━━ Excerpted records
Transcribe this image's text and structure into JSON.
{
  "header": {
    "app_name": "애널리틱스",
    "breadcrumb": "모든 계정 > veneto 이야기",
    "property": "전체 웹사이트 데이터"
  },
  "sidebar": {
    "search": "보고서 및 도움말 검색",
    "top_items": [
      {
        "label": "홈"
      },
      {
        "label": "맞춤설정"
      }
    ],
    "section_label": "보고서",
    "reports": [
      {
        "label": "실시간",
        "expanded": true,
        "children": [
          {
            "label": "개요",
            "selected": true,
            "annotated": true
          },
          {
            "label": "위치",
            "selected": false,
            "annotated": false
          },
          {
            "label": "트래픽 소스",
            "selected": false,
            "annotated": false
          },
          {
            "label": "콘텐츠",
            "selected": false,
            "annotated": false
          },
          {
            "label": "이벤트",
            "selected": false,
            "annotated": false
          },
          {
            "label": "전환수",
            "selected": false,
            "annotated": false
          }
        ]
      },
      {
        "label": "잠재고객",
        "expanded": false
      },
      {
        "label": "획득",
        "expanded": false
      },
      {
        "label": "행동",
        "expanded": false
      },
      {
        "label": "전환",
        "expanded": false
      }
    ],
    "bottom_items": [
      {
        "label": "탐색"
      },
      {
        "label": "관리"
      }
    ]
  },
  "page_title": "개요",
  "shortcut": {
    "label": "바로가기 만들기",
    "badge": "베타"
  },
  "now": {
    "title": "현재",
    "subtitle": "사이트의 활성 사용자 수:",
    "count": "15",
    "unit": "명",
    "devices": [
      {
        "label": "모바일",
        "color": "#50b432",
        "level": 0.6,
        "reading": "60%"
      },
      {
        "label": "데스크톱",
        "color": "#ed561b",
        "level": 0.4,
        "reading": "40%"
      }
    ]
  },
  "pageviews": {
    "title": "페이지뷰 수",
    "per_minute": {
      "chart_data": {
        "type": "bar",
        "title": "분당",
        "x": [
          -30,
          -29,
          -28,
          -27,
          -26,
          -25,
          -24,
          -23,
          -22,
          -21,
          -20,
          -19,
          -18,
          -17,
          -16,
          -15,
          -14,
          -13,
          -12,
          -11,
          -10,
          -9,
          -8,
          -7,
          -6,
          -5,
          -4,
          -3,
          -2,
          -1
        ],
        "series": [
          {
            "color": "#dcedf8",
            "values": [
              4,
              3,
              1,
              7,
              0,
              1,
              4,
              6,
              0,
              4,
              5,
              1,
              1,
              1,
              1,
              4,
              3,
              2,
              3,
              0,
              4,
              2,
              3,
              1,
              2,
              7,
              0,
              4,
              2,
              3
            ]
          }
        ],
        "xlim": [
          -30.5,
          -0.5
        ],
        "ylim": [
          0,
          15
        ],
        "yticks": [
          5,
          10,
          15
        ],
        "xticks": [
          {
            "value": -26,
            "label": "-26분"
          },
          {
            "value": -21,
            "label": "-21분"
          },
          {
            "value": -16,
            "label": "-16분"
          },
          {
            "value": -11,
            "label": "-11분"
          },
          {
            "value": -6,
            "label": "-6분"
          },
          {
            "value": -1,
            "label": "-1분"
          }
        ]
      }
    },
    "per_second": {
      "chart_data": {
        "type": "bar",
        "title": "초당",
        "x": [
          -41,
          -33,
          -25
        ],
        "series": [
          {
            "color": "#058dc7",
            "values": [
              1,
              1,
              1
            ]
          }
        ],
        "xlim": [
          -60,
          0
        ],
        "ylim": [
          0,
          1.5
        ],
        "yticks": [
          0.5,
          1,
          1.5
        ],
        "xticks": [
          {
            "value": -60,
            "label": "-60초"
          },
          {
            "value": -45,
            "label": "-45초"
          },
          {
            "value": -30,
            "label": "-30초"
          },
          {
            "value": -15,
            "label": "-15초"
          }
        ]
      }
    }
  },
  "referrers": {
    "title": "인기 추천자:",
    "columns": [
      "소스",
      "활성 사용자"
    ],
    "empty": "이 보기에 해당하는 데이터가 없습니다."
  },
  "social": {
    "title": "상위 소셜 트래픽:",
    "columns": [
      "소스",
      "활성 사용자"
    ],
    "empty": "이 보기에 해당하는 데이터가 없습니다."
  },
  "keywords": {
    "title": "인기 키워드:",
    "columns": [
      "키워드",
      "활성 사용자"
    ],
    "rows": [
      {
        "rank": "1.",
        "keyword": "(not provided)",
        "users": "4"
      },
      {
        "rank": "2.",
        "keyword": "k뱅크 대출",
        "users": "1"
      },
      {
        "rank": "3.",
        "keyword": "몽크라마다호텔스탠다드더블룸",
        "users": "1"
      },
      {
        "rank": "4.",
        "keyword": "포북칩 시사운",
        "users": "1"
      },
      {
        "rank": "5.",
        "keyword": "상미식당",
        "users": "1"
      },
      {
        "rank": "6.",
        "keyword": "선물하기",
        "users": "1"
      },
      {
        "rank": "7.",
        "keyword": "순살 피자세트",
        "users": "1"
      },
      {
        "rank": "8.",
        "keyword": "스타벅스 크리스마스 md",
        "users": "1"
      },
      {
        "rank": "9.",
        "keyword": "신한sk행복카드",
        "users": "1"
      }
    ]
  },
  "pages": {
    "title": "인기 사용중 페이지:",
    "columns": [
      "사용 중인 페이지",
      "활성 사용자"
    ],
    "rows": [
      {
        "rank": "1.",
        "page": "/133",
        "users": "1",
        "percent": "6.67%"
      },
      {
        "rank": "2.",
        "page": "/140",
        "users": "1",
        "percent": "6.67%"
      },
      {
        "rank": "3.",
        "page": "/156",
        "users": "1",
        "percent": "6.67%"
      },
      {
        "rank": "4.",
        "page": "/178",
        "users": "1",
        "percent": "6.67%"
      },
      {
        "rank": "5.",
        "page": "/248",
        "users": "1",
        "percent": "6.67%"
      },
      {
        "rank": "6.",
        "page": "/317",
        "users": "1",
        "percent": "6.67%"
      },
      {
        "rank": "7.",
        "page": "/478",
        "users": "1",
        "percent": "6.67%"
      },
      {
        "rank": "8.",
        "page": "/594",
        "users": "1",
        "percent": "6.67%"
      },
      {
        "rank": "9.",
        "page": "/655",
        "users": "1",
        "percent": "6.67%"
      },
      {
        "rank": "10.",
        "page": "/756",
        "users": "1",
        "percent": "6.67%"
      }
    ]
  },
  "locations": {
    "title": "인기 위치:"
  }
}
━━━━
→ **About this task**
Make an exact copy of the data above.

→ **Output for this task**
Transcribe this image's text and structure into JSON.
{
  "header": {
    "app_name": "애널리틱스",
    "breadcrumb": "모든 계정 > veneto 이야기",
    "property": "전체 웹사이트 데이터"
  },
  "sidebar": {
    "search": "보고서 및 도움말 검색",
    "top_items": [
      {
        "label": "홈"
      },
      {
        "label": "맞춤설정"
      }
    ],
    "section_label": "보고서",
    "reports": [
      {
        "label": "실시간",
        "expanded": true,
        "children": [
          {
            "label": "개요",
            "selected": true,
            "annotated": true
          },
          {
            "label": "위치",
            "selected": false,
            "annotated": false
          },
          {
            "label": "트래픽 소스",
            "selected": false,
            "annotated": false
          },
          {
            "label": "콘텐츠",
            "selected": false,
            "annotated": false
          },
          {
            "label": "이벤트",
            "selected": false,
            "annotated": false
          },
          {
            "label": "전환수",
            "selected": false,
            "annotated": false
          }
        ]
      },
      {
        "label": "잠재고객",
        "expanded": false
      },
      {
        "label": "획득",
        "expanded": false
      },
      {
        "label": "행동",
        "expanded": false
      },
      {
        "label": "전환",
        "expanded": false
      }
    ],
    "bottom_items": [
      {
        "label": "탐색"
      },
      {
        "label": "관리"
      }
    ]
  },
  "page_title": "개요",
  "shortcut": {
    "label": "바로가기 만들기",
    "badge": "베타"
  },
  "now": {
    "title": "현재",
    "subtitle": "사이트의 활성 사용자 수:",
    "count": "15",
    "unit": "명",
    "devices": [
      {
        "label": "모바일",
        "color": "#50b432",
        "level": 0.6,
        "reading": "60%"
      },
      {
        "label": "데스크톱",
        "color": "#ed561b",
        "level": 0.4,
        "reading": "40%"
      }
    ]
  },
  "pageviews": {
    "title": "페이지뷰 수",
    "per_minute": {
      "chart_data": {
        "type": "bar",
        "title": "분당",
        "x": [
          -30,
          -29,
          -28,
          -27,
          -26,
          -25,
          -24,
          -23,
          -22,
          -21,
          -20,
          -19,
          -18,
          -17,
          -16,
          -15,
          -14,
          -13,
          -12,
          -11,
          -10,
          -9,
          -8,
          -7,
          -6,
          -5,
          -4,
          -3,
          -2,
          -1
        ],
        "series": [
          {
            "color": "#dcedf8",
            "values": [
              4,
              3,
              1,
              7,
              0,
              1,
              4,
              6,
              0,
              4,
              5,
              1,
              1,
              1,
              1,
              4,
              3,
              2,
              3,
              0,
              4,
              2,
              3,
              1,
              2,
              7,
              0,
              4,
              2,
              3
            ]
          }
        ],
        "xlim": [
          -30.5,
          -0.5
        ],
        "ylim": [
          0,
          15
        ],
        "yticks": [
          5,
          10,
          15
        ],
        "xticks": [
          {
            "value": -26,
            "label": "-26분"
          },
          {
            "value": -21,
            "label": "-21분"
          },
          {
            "value": -16,
            "label": "-16분"
          },
          {
            "value": -11,
            "label": "-11분"
          },
          {
            "value": -6,
            "label": "-6분"
          },
          {
            "value": -1,
            "label": "-1분"
          }
        ]
      }
    },
    "per_second": {
      "chart_data": {
        "type": "bar",
        "title": "초당",
        "x": [
          -41,
          -33,
          -25
        ],
        "series": [
          {
            "color": "#058dc7",
            "values": [
              1,
              1,
              1
            ]
          }
        ],
        "xlim": [
          -60,
          0
        ],
        "ylim": [
          0,
          1.5
        ],
        "yticks": [
          0.5,
          1,
          1.5
        ],
        "xticks": [
          {
            "value": -60,
            "label": "-60초"
          },
          {
            "value": -45,
            "label": "-45초"
          },
          {
            "value": -30,
            "label": "-30초"
          },
          {
            "value": -15,
            "label": "-15초"
          }
        ]
      }
    }
  },
  "referrers": {
    "title": "인기 추천자:",
    "columns": [
      "소스",
      "활성 사용자"
    ],
    "empty": "이 보기에 해당하는 데이터가 없습니다."
  },
  "social": {
    "title": "상위 소셜 트래픽:",
    "columns": [
      "소스",
      "활성 사용자"
    ],
    "empty": "이 보기에 해당하는 데이터가 없습니다."
  },
  "keywords": {
    "title": "인기 키워드:",
    "columns": [
      "키워드",
      "활성 사용자"
    ],
    "rows": [
      {
        "rank": "1.",
        "keyword": "(not provided)",
        "users": "4"
      },
      {
        "rank": "2.",
        "keyword": "k뱅크 대출",
        "users": "1"
      },
      {
        "rank": "3.",
        "keyword": "몽크라마다호텔스탠다드더블룸",
        "users": "1"
      },
      {
        "rank": "4.",
        "keyword": "포북칩 시사운",
        "users": "1"
      },
      {
        "rank": "5.",
        "keyword": "상미식당",
        "users": "1"
      },
      {
        "rank": "6.",
        "keyword": "선물하기",
        "users": "1"
      },
      {
        "rank": "7.",
        "keyword": "순살 피자세트",
        "users": "1"
      },
      {
        "rank": "8.",
        "keyword": "스타벅스 크리스마스 md",
        "users": "1"
      },
      {
        "rank": "9.",
        "keyword": "신한sk행복카드",
        "users": "1"
      }
    ]
  },
  "pages": {
    "title": "인기 사용중 페이지:",
    "columns": [
      "사용 중인 페이지",
      "활성 사용자"
    ],
    "rows": [
      {
        "rank": "1.",
        "page": "/133",
        "users": "1",
        "percent": "6.67%"
      },
      {
        "rank": "2.",
        "page": "/140",
        "users": "1",
        "percent": "6.67%"
      },
      {
        "rank": "3.",
        "page": "/156",
        "users": "1",
        "percent": "6.67%"
      },
      {
        "rank": "4.",
        "page": "/178",
        "users": "1",
        "percent": "6.67%"
      },
      {
        "rank": "5.",
        "page": "/248",
        "users": "1",
        "percent": "6.67%"
      },
      {
        "rank": "6.",
        "page": "/317",
        "users": "1",
        "percent": "6.67%"
      },
      {
        "rank": "7.",
        "page": "/478",
        "users": "1",
        "percent": "6.67%"
      },
      {
        "rank": "8.",
        "page": "/594",
        "users": "1",
        "percent": "6.67%"
      },
      {
        "rank": "9.",
        "page": "/655",
        "users": "1",
        "percent": "6.67%"
      },
      {
        "rank": "10.",
        "page": "/756",
        "users": "1",
        "percent": "6.67%"
      }
    ]
  },
  "locations": {
    "title": "인기 위치:"
  }
}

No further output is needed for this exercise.